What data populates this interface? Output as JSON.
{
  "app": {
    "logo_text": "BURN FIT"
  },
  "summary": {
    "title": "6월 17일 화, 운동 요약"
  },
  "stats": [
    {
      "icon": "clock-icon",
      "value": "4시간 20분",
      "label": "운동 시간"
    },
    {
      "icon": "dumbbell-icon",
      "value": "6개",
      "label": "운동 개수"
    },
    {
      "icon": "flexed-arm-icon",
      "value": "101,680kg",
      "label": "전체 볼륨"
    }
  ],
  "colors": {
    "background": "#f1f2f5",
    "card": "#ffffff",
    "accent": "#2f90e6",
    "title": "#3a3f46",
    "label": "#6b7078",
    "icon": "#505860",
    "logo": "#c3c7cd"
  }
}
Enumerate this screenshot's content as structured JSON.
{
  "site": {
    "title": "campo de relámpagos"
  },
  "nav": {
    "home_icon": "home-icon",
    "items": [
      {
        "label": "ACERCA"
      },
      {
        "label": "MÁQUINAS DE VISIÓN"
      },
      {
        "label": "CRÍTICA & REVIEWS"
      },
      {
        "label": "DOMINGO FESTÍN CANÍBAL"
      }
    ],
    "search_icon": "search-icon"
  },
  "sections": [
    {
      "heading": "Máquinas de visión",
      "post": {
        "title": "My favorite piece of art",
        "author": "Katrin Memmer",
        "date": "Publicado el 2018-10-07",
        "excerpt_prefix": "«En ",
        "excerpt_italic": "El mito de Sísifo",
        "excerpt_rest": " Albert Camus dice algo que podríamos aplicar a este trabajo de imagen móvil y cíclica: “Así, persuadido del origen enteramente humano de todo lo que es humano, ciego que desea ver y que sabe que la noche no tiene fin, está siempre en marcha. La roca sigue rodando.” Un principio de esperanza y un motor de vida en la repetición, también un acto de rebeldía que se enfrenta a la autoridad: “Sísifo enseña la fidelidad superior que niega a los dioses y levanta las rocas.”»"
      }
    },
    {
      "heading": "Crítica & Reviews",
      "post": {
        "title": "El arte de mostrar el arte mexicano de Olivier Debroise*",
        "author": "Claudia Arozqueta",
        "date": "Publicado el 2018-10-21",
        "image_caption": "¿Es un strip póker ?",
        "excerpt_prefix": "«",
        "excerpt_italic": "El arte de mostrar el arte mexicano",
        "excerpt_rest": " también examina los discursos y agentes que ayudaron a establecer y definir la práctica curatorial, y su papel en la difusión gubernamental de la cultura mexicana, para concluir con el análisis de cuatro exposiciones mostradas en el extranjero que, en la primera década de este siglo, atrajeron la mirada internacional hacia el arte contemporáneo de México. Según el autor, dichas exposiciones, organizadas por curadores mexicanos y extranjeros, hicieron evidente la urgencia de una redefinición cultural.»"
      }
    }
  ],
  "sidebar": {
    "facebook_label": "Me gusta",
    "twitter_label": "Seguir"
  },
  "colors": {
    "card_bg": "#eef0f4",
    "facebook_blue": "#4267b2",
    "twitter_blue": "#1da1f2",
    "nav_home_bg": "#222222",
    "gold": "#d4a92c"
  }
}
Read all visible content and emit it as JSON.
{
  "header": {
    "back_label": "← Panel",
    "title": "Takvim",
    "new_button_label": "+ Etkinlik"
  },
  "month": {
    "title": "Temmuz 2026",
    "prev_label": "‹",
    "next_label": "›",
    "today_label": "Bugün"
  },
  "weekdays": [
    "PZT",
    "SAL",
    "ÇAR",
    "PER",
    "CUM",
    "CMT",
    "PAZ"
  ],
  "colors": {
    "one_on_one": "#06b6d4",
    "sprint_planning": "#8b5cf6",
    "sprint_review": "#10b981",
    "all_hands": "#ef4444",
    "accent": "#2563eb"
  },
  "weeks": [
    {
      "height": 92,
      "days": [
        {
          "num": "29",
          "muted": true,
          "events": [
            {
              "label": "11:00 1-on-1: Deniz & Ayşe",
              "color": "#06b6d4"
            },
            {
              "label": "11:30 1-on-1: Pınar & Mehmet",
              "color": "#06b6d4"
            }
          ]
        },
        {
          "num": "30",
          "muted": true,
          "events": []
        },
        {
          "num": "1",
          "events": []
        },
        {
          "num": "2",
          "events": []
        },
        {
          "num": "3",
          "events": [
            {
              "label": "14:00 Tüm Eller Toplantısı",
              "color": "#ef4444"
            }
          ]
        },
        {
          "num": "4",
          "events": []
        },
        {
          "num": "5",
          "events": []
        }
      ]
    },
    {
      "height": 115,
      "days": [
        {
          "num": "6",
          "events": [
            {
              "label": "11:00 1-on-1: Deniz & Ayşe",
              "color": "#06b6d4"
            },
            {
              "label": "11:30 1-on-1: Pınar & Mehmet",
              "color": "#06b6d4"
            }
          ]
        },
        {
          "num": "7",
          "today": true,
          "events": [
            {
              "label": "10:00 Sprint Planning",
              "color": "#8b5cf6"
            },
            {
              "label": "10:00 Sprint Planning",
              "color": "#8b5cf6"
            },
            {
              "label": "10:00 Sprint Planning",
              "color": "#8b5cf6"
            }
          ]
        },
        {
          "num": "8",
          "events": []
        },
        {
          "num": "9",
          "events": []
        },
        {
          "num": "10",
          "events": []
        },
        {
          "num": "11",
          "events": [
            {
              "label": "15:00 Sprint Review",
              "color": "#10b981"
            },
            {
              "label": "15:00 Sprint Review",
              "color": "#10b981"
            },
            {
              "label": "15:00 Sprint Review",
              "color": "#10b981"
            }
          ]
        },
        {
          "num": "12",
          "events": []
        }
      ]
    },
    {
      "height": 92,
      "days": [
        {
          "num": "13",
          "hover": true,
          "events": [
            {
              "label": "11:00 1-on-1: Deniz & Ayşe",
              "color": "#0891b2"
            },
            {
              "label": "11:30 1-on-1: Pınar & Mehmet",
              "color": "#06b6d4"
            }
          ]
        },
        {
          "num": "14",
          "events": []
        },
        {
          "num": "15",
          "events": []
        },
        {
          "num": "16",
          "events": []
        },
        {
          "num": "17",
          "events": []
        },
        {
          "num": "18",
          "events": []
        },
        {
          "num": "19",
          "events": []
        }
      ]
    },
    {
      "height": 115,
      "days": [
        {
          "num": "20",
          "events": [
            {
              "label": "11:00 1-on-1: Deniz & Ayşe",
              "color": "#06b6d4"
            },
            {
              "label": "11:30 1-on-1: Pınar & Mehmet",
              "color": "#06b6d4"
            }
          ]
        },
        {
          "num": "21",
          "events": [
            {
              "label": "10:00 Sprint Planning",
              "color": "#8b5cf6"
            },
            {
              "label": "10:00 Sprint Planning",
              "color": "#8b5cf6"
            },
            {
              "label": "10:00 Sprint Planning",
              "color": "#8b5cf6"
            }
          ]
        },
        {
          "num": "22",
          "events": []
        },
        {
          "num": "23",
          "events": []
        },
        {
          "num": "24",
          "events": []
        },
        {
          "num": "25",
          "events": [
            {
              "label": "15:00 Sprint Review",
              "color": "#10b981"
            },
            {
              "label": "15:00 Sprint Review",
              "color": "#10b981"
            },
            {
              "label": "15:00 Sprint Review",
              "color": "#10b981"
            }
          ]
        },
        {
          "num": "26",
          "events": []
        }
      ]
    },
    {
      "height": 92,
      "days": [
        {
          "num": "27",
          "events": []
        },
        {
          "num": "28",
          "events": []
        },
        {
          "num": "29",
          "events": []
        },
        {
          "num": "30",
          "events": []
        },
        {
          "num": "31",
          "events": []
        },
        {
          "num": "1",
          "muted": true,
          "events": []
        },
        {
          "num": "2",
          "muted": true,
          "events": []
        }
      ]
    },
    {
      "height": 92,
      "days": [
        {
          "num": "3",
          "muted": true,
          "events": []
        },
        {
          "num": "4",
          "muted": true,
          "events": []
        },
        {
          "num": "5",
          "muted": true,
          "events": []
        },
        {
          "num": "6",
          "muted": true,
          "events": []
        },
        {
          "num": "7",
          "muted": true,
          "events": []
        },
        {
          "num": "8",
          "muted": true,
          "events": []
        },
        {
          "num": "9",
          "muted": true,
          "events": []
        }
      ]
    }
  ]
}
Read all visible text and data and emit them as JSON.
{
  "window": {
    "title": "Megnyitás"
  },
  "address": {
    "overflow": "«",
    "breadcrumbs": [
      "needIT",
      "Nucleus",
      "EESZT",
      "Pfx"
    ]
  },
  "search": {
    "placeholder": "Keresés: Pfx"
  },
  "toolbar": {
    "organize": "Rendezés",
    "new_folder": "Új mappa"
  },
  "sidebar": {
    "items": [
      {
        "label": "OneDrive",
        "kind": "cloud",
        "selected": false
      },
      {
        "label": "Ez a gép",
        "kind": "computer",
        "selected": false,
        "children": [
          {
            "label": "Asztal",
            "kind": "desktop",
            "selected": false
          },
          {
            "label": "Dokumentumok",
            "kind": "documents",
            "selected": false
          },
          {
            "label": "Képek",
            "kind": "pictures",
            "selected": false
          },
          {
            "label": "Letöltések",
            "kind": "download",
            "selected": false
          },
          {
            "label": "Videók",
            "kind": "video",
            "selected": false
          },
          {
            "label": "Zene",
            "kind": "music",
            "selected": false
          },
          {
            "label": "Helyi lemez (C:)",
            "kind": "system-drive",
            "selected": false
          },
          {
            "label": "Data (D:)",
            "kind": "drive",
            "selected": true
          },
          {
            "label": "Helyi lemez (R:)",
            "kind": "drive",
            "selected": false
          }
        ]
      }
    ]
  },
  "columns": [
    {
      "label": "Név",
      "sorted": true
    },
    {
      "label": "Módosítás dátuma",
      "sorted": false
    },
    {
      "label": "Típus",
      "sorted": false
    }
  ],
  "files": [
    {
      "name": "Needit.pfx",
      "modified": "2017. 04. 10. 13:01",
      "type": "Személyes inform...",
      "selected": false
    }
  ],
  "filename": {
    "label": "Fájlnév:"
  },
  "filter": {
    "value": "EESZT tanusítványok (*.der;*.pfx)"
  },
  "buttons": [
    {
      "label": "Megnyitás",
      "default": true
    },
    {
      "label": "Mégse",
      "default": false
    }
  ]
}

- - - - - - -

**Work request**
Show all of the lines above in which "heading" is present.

**Result of the exercise**
      "heading": "Máquinas de visión",
      "heading": "Crítica & Reviews",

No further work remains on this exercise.